EXERCISE DIRECTIONS »
Would you repeat the entries beneath, with nothing changed?

**** INPUT FOR THIS TASK

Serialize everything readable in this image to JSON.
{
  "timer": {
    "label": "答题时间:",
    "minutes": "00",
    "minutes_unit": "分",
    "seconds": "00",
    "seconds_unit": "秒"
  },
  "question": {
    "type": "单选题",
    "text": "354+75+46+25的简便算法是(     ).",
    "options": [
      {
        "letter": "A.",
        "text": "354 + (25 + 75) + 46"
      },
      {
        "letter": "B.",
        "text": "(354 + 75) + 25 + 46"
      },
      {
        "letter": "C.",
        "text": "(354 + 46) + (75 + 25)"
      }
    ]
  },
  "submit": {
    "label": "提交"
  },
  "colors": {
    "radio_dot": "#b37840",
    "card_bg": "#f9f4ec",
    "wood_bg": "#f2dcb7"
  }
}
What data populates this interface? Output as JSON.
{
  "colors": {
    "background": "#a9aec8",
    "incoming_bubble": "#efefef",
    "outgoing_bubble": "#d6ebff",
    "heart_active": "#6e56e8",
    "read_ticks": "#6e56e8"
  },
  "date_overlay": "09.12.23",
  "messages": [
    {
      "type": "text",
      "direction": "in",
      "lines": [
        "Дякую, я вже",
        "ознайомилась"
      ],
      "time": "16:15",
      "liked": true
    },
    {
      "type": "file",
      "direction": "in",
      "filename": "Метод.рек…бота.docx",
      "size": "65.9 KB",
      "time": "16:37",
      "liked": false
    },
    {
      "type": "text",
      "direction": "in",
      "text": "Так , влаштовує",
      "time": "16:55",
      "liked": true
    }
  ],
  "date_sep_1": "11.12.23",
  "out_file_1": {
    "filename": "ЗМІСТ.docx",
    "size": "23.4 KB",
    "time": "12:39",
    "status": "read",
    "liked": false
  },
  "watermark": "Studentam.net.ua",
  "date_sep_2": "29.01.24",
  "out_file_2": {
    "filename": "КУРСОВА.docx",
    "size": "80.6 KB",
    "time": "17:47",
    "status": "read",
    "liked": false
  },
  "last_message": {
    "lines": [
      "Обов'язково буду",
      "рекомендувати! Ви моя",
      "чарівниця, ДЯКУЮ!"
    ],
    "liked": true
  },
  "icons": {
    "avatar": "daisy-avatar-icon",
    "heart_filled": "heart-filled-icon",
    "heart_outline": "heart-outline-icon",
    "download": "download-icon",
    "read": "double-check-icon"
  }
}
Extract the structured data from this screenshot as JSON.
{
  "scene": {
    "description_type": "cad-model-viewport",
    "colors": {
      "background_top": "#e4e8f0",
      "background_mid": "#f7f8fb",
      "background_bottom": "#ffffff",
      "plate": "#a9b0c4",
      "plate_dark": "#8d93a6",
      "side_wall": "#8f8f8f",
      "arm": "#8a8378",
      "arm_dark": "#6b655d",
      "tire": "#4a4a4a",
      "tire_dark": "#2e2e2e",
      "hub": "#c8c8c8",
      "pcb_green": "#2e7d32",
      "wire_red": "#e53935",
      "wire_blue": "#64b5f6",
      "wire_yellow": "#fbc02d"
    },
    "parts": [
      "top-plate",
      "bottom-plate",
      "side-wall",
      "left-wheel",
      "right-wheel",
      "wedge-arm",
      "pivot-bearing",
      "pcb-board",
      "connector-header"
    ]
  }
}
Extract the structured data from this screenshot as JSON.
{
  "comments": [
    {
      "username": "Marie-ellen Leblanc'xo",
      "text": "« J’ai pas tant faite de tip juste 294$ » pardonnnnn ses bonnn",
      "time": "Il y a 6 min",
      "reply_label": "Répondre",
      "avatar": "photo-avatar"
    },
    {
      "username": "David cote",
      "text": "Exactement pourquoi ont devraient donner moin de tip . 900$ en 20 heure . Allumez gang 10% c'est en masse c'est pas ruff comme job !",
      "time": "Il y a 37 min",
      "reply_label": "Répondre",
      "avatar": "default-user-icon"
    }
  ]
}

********

SOLUTION TO THIS TASK »
Serialize everything readable in this image to JSON.
{
  "timer": {
    "label": "答题时间:",
    "minutes": "00",
    "minutes_unit": "分",
    "seconds": "00",
    "seconds_unit": "秒"
  },
  "question": {
    "type": "单选题",
    "text": "354+75+46+25的简便算法是(     ).",
    "options": [
      {
        "letter": "A.",
        "text": "354 + (25 + 75) + 46"
      },
      {
        "letter": "B.",
        "text": "(354 + 75) + 25 + 46"
      },
      {
        "letter": "C.",
        "text": "(354 + 46) + (75 + 25)"
      }
    ]
  },
  "submit": {
    "label": "提交"
  },
  "colors": {
    "radio_dot": "#b37840",
    "card_bg": "#f9f4ec",
    "wood_bg": "#f2dcb7"
  }
}
What data populates this interface? Output as JSON.
{
  "colors": {
    "background": "#a9aec8",
    "incoming_bubble": "#efefef",
    "outgoing_bubble": "#d6ebff",
    "heart_active": "#6e56e8",
    "read_ticks": "#6e56e8"
  },
  "date_overlay": "09.12.23",
  "messages": [
    {
      "type": "text",
      "direction": "in",
      "lines": [
        "Дякую, я вже",
        "ознайомилась"
      ],
      "time": "16:15",
      "liked": true
    },
    {
      "type": "file",
      "direction": "in",
      "filename": "Метод.рек…бота.docx",
      "size": "65.9 KB",
      "time": "16:37",
      "liked": false
    },
    {
      "type": "text",
      "direction": "in",
      "text": "Так , влаштовує",
      "time": "16:55",
      "liked": true
    }
  ],
  "date_sep_1": "11.12.23",
  "out_file_1": {
    "filename": "ЗМІСТ.docx",
    "size": "23.4 KB",
    "time": "12:39",
    "status": "read",
    "liked": false
  },
  "watermark": "Studentam.net.ua",
  "date_sep_2": "29.01.24",
  "out_file_2": {
    "filename": "КУРСОВА.docx",
    "size": "80.6 KB",
    "time": "17:47",
    "status": "read",
    "liked": false
  },
  "last_message": {
    "lines": [
      "Обов'язково буду",
      "рекомендувати! Ви моя",
      "чарівниця, ДЯКУЮ!"
    ],
    "liked": true
  },
  "icons": {
    "avatar": "daisy-avatar-icon",
    "heart_filled": "heart-filled-icon",
    "heart_outline": "heart-outline-icon",
    "download": "download-icon",
    "read": "double-check-icon"
  }
}
Extract the structured data from this screenshot as JSON.
{
  "scene": {
    "description_type": "cad-model-viewport",
    "colors": {
      "background_top": "#e4e8f0",
      "background_mid": "#f7f8fb",
      "background_bottom": "#ffffff",
      "plate": "#a9b0c4",
      "plate_dark": "#8d93a6",
      "side_wall": "#8f8f8f",
      "arm": "#8a8378",
      "arm_dark": "#6b655d",
      "tire": "#4a4a4a",
      "tire_dark": "#2e2e2e",
      "hub": "#c8c8c8",
      "pcb_green": "#2e7d32",
      "wire_red": "#e53935",
      "wire_blue": "#64b5f6",
      "wire_yellow": "#fbc02d"
    },
    "parts": [
      "top-plate",
      "bottom-plate",
      "side-wall",
      "left-wheel",
      "right-wheel",
      "wedge-arm",
      "pivot-bearing",
      "pcb-board",
      "connector-header"
    ]
  }
}
Extract the structured data from this screenshot as JSON.
{
  "comments": [
    {
      "username": "Marie-ellen Leblanc'xo",
      "text": "« J’ai pas tant faite de tip juste 294$ » pardonnnnn ses bonnn",
      "time": "Il y a 6 min",
      "reply_label": "Répondre",
      "avatar": "photo-avatar"
    },
    {
      "username": "David cote",
      "text": "Exactement pourquoi ont devraient donner moin de tip . 900$ en 20 heure . Allumez gang 10% c'est en masse c'est pas ruff comme job !",
      "time": "Il y a 37 min",
      "reply_label": "Répondre",
      "avatar": "default-user-icon"
    }
  ]
}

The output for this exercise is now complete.